Boyd to Host Pro Lectureship on February 21

The Boyd School of Law is very pleased to announce that it will host the Annual Philip Pro Lectureship in Legal History on Thursday, February 21, 2013.

This year's Pro Lecture will be delivered by Tomiko Brown-Nagin, JD, PhD, Professor of Law, Harvard Law School, and Professor of History, Harvard Graduate School of Arts and Sciences. Dr. Brown-Nagin will speak about her book, Courage to Dissent: Atlanta and the Long History of the Civil Rights Movement, published by Oxford University Press in 2011. Among many other awards, Courage to Dissent received the prestigious 2012 Bancroft Prize in U.S. History.

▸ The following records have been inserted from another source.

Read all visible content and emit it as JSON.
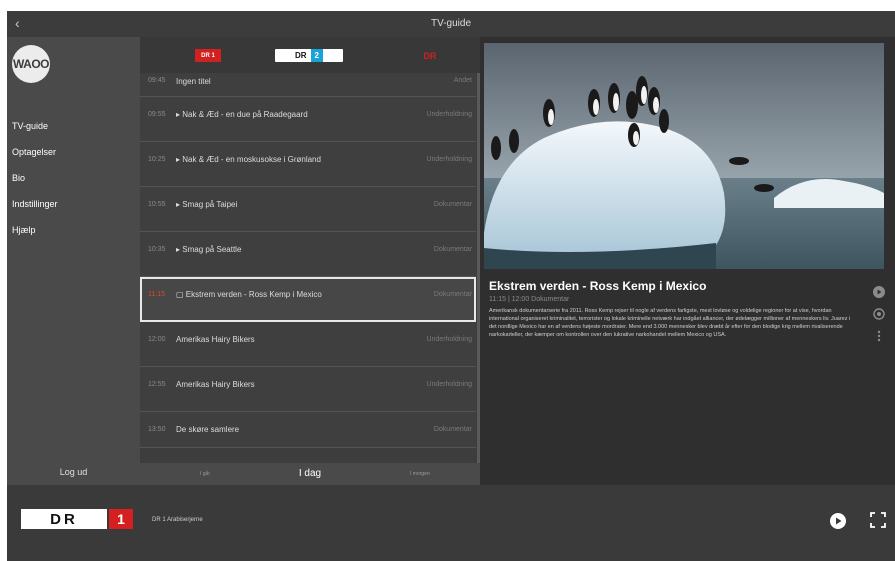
{
  "window": {
    "back_icon": "chevron-left-icon",
    "title": "TV-guide"
  },
  "sidebar": {
    "logo": "WAOO",
    "items": [
      {
        "label": "TV-guide"
      },
      {
        "label": "Optagelser"
      },
      {
        "label": "Bio"
      },
      {
        "label": "Indstillinger"
      },
      {
        "label": "Hjælp"
      }
    ],
    "logout": "Log ud"
  },
  "guide": {
    "channels": {
      "left": "DR 1",
      "center": "DR",
      "center_num": "2",
      "right": "DR"
    },
    "rows": [
      {
        "time": "09:45",
        "title": "Ingen titel",
        "genre": "Andet"
      },
      {
        "time": "09:55",
        "title": "▸ Nak & Æd - en due på Raadegaard",
        "genre": "Underholdning"
      },
      {
        "time": "10:25",
        "title": "▸ Nak & Æd - en moskusokse i Grønland",
        "genre": "Underholdning"
      },
      {
        "time": "10:55",
        "title": "▸ Smag på Taipei",
        "genre": "Dokumentar"
      },
      {
        "time": "10:35",
        "title": "▸ Smag på Seattle",
        "genre": "Dokumentar"
      },
      {
        "time": "11:15",
        "title": "▢ Ekstrem verden - Ross Kemp i Mexico",
        "genre": "Dokumentar"
      },
      {
        "time": "12:00",
        "title": "Amerikas Hairy Bikers",
        "genre": "Underholdning"
      },
      {
        "time": "12:55",
        "title": "Amerikas Hairy Bikers",
        "genre": "Underholdning"
      },
      {
        "time": "13:50",
        "title": "De skøre samlere",
        "genre": "Dokumentar"
      }
    ],
    "day": {
      "prev": "I går",
      "today": "I dag",
      "next": "I morgen"
    }
  },
  "detail": {
    "title": "Ekstrem verden - Ross Kemp i Mexico",
    "meta": "11:15 | 12:00  Dokumentar",
    "description": "Amerikansk dokumentarserie fra 2011. Ross Kemp rejser til nogle af verdens farligste, mest lovløse og voldelige regioner for at vise, hvordan international organiseret kriminalitet, terrorister og lokale kriminelle netværk har indgået alliancer, der ødelægger millioner af menneskers liv. Juarez i det nordlige Mexico har en af verdens højeste mordrater. Mere end 3.000 mennesker blev dræbt år efter for den blodige krig mellem rivaliserende narkokarteller, der kæmper om kontrollen over den lukrative narkohandel mellem Mexico og USA.",
    "actions": [
      "play-icon",
      "record-icon",
      "more-vertical-icon"
    ]
  },
  "player": {
    "channel": "DR",
    "channel_num": "1",
    "now": "DR 1 Arabiserjerne",
    "play_icon": "play-icon",
    "fullscreen_icon": "fullscreen-icon"
  }
}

In her sweeping history of the Civil Rights movement in Atlanta -- the South's largest and most economically important city -- from the 1940s through 1980, Dr. Brown-Nagin shows that the movement featured a vast array of activists and many sophisticated approaches to activism. Long before "black power" emerged and gave black dissent from the mainstream civil rights agenda a new name, African Americans in Atlanta debated the meaning of equality and the steps necessary to obtain social and economic justice.

Dr. Brown-Nagin's groundbreaking book uncovers the activism of visionaries--both well-known legal figures and unsung citizens--from across the ideological spectrum who sought something different from, or more complicated than, "integration." Local activists often played leading roles in carrying out the integrationist agenda of the NAACP, but some also pursued goals that differed markedly from those of the venerable civil rights organization. Dr. Brown-Nagin discusses debates over politics, housing, public accommodations, and schools. She documents how the bruising battle over school desegregation in the 1970s, which featured opposing camps of African Americans, had its roots in the years before Brown v. Board of Education.

Exploring the complex interplay between the local and national, between lawyers and communities, between elites and grassroots, and between middle-class and working-class African Americans, Courage to Dissent tells gripping stories about the long struggle for equality that speak to the nation's current urban crisis. This remarkable book will transform our understanding of the Civil Rights era.

The Annual Philip Pro Lectureship in Legal History is free and open to the public. No RSVP required. Please join us on Thursday, February 21, 2013, at 7:30 p.m., in the Thomas & Mack Moot Court Facility. A reception will immediately follow Dr. Brown-Nagin's presentation. For more information regarding the lectureship, click here.